INSTRUCTIONS FOR THE TASK: Check each line of the material that follows, and copy those holding the string "title".

ENTRIES PROVIDED:

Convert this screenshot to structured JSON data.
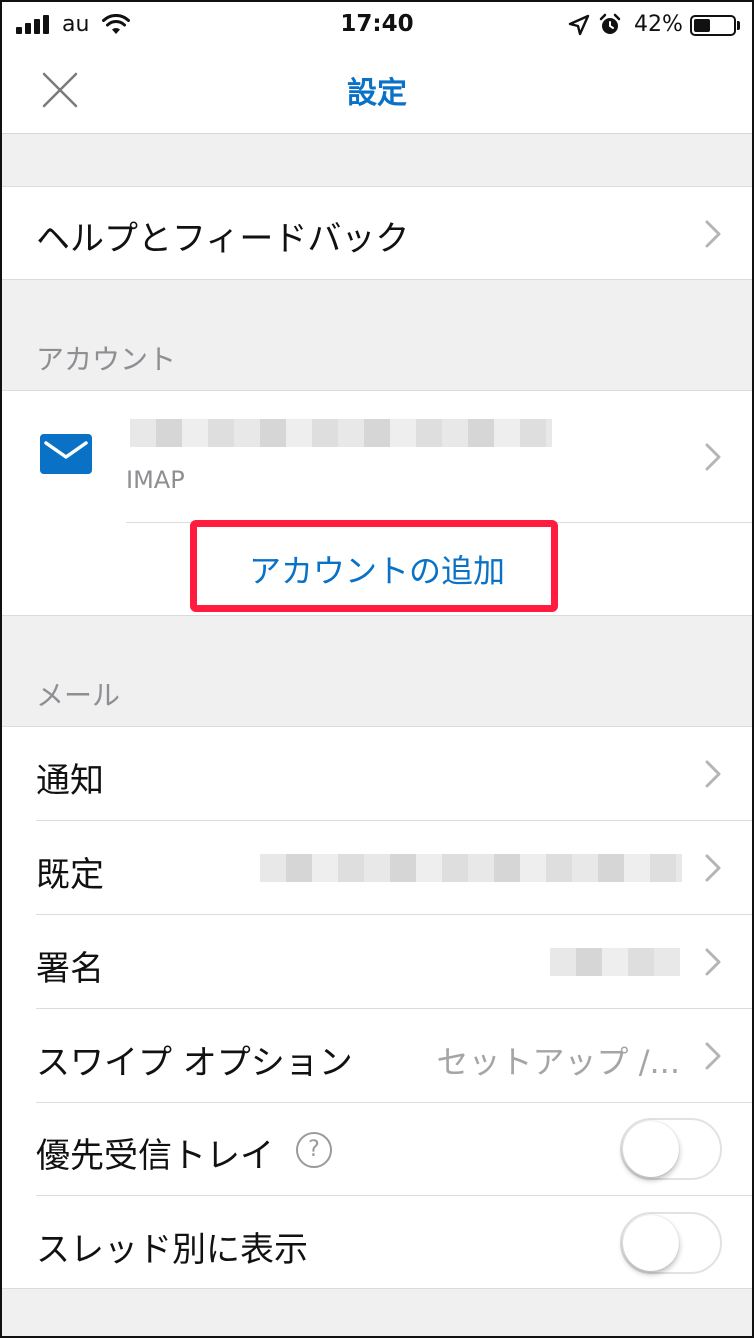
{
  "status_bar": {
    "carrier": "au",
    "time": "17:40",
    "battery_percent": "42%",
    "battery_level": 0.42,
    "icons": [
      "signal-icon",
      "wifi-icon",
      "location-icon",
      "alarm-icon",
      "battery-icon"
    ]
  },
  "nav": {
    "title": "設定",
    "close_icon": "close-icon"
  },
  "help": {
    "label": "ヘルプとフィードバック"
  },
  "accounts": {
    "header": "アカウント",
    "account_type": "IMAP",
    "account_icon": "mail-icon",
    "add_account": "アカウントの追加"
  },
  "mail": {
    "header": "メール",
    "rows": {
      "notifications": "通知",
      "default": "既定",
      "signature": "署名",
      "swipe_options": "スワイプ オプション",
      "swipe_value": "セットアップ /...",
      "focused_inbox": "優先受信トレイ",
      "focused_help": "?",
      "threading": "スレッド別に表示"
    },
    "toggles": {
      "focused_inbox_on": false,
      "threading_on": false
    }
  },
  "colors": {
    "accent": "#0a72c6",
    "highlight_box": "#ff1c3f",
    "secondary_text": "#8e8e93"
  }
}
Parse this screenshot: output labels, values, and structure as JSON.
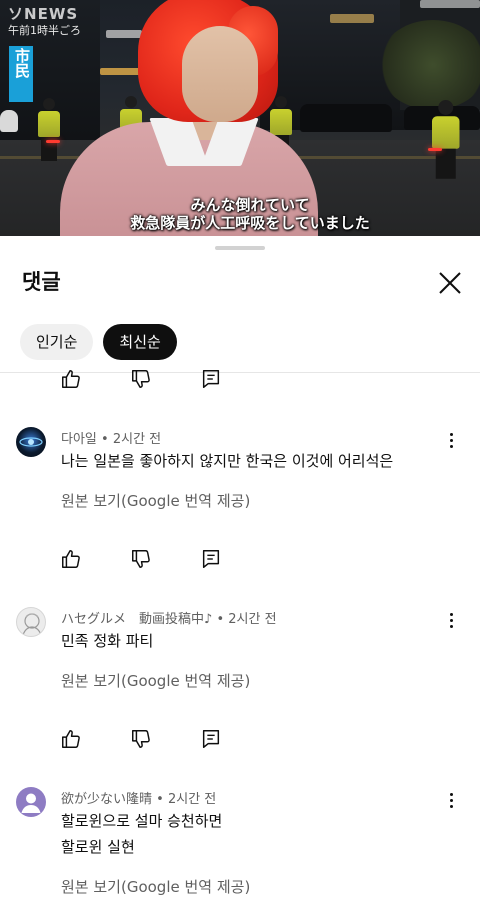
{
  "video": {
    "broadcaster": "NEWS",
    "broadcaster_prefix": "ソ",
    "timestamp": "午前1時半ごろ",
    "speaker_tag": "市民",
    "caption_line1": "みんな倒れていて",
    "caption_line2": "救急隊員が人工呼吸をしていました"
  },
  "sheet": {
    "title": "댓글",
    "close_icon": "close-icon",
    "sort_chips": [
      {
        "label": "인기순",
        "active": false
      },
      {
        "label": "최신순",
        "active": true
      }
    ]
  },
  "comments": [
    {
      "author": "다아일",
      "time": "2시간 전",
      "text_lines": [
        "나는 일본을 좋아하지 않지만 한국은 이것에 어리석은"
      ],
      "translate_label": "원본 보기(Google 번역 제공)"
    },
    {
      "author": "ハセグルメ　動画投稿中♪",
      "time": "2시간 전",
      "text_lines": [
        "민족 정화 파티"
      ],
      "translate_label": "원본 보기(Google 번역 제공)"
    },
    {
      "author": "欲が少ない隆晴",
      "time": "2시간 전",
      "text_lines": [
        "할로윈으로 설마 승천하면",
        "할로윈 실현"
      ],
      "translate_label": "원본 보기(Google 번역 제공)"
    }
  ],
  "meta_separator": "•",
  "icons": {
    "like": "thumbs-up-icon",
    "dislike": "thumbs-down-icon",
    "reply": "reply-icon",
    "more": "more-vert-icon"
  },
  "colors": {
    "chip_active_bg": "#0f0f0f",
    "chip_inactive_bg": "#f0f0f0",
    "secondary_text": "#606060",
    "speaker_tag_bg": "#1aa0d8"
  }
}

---

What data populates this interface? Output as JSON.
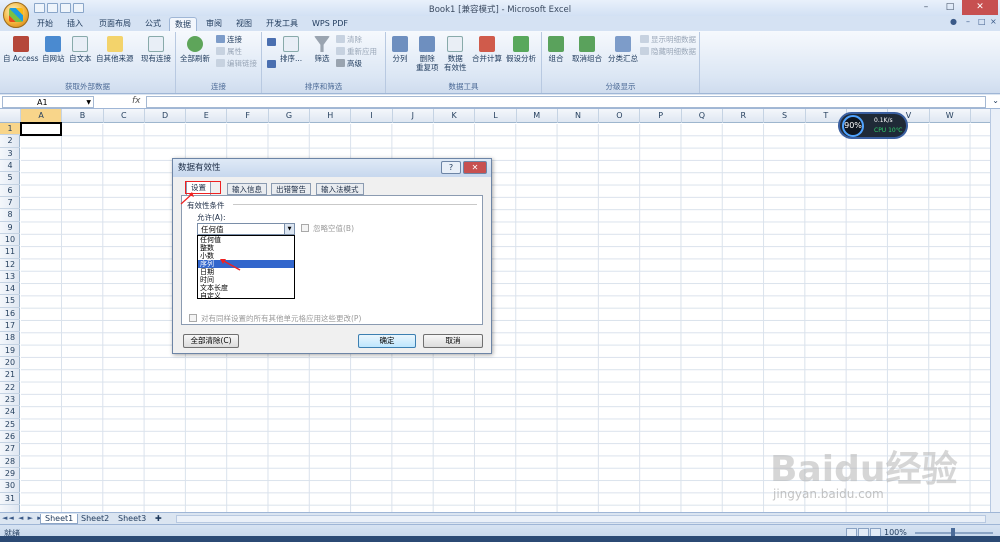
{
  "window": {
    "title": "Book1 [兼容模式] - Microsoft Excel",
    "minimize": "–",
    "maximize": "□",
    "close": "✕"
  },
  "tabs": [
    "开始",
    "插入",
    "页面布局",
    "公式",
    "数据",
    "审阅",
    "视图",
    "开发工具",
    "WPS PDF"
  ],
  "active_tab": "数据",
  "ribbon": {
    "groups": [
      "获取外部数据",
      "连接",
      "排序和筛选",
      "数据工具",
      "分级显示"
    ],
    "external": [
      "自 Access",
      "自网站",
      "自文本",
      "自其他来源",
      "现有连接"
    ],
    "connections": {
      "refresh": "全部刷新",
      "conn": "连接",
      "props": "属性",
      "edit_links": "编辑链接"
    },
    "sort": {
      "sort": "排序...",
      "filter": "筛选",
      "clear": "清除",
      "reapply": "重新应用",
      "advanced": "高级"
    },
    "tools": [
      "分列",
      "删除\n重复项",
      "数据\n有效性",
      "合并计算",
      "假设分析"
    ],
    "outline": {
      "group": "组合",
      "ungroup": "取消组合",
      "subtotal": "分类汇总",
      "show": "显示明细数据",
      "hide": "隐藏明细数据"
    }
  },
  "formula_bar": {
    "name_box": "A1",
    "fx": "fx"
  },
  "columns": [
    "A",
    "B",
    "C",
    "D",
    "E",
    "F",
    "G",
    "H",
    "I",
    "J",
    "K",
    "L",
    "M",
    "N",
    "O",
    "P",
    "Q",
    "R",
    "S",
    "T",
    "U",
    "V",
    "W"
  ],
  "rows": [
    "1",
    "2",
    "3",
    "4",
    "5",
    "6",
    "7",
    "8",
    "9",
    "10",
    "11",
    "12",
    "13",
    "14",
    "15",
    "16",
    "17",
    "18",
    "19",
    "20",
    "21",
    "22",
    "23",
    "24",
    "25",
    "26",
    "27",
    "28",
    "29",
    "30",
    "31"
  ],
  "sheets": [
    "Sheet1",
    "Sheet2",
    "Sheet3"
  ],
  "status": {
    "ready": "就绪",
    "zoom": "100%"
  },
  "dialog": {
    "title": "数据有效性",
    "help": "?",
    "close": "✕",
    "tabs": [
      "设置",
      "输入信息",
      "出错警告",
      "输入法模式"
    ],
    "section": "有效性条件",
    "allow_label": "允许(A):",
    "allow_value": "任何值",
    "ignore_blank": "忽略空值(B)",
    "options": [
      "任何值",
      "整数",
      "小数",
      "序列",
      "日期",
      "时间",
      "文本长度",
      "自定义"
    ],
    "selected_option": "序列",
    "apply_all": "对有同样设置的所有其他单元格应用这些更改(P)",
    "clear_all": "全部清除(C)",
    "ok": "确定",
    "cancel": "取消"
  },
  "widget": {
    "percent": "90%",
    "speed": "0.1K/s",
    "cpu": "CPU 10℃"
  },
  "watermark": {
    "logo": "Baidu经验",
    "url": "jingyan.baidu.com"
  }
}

OUTPUT OF THE EXERCISE:
    "title": "設定",
    "title": "댓글",
    "title": "Book1 [兼容模式] - Microsoft Excel",
    "title": "数据有效性",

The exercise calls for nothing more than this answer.